The Last of Robin Hood
Film Review: The Last of Robin Hood

Serviceable vehicle for a salacious story. More »

Last Weekend
Film Review: Last Weekend

A sort of modern Chekhovian study of family tensions over a country weekend, this indie drama is very pretty to look at and at times disarming, but needed more punch. More »

The Notebook
Film Review: The Notebook

An aloof adaptation of Agota Kristof's best-seller that's technically impressive but precludes audience identification. More »

ADVERTISEMENT



REVIEWS

Sin City: A Dame to Kill For
Film Review: Sin City: A Dame to Kill For
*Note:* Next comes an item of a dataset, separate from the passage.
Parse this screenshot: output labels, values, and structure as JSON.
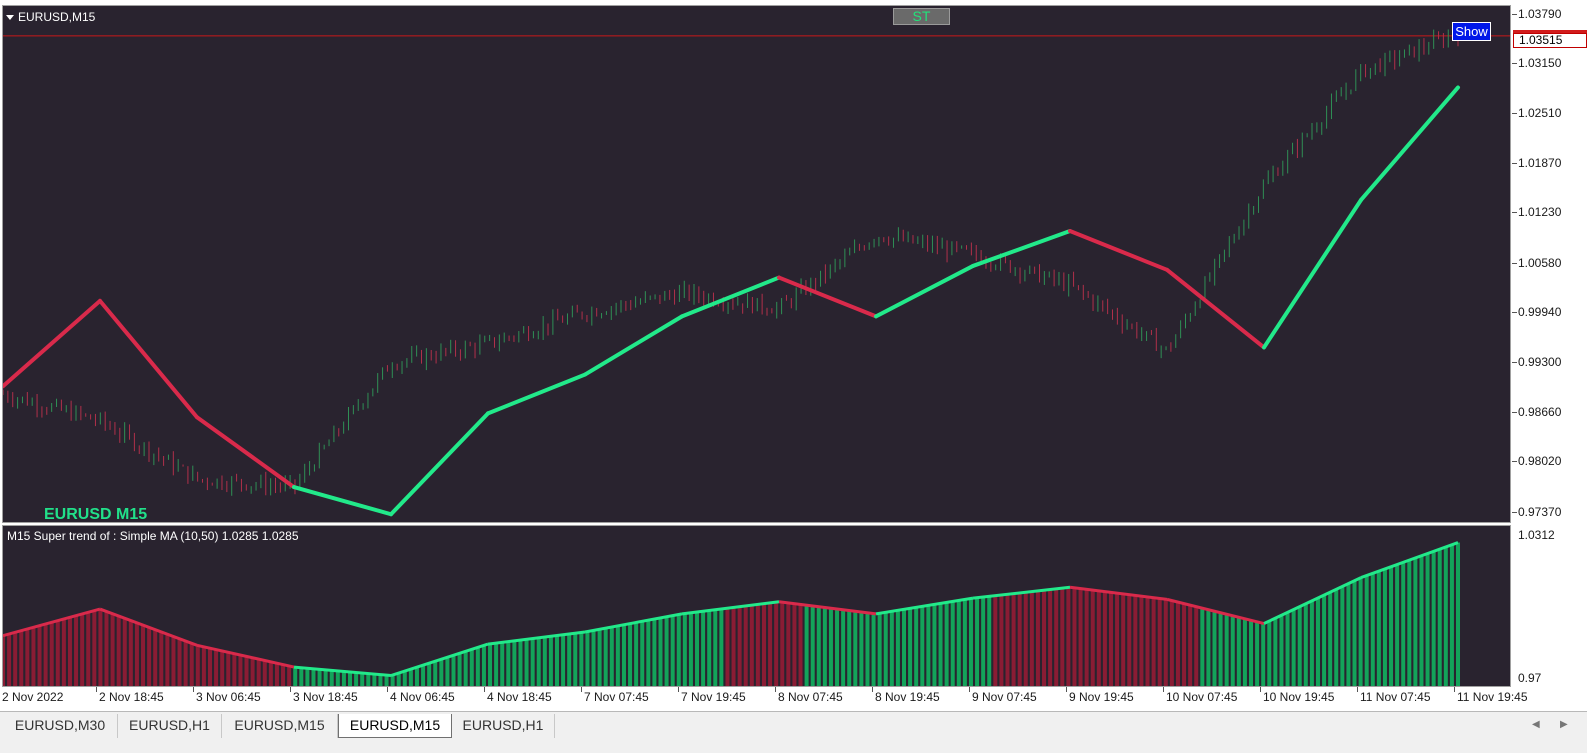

Neither significantly better nor worse than its predecessor, the belated Sin City sequel is more of a repeat, rather than a continuation, of the original. More »

If I Stay
Film Review: If I Stay

Delivers as promised. More »

Player for the Film Journal International website.


ADVERTISEMENT



INDUSTRY GUIDES

» Blue Sheets
FJI's guide to upcoming movie releases, including films in production and development. Check back weekly for the latest additions.

» Distribution Guide
» Equipment Guide
» Exhibition Guide

ORDER A PRINT SUBSCRIPTION

Film Journal International

Subscribe to the monthly print edition of Film Journal International and get the full visual impact of this valuable resource for the cinema business.

» Click Here

SPONSORSHIP OPPORTUNITIES

Learn how to promote your company at the Film Expo Group events: ShowEast, CineEurope, and CineAsia.

» Click Here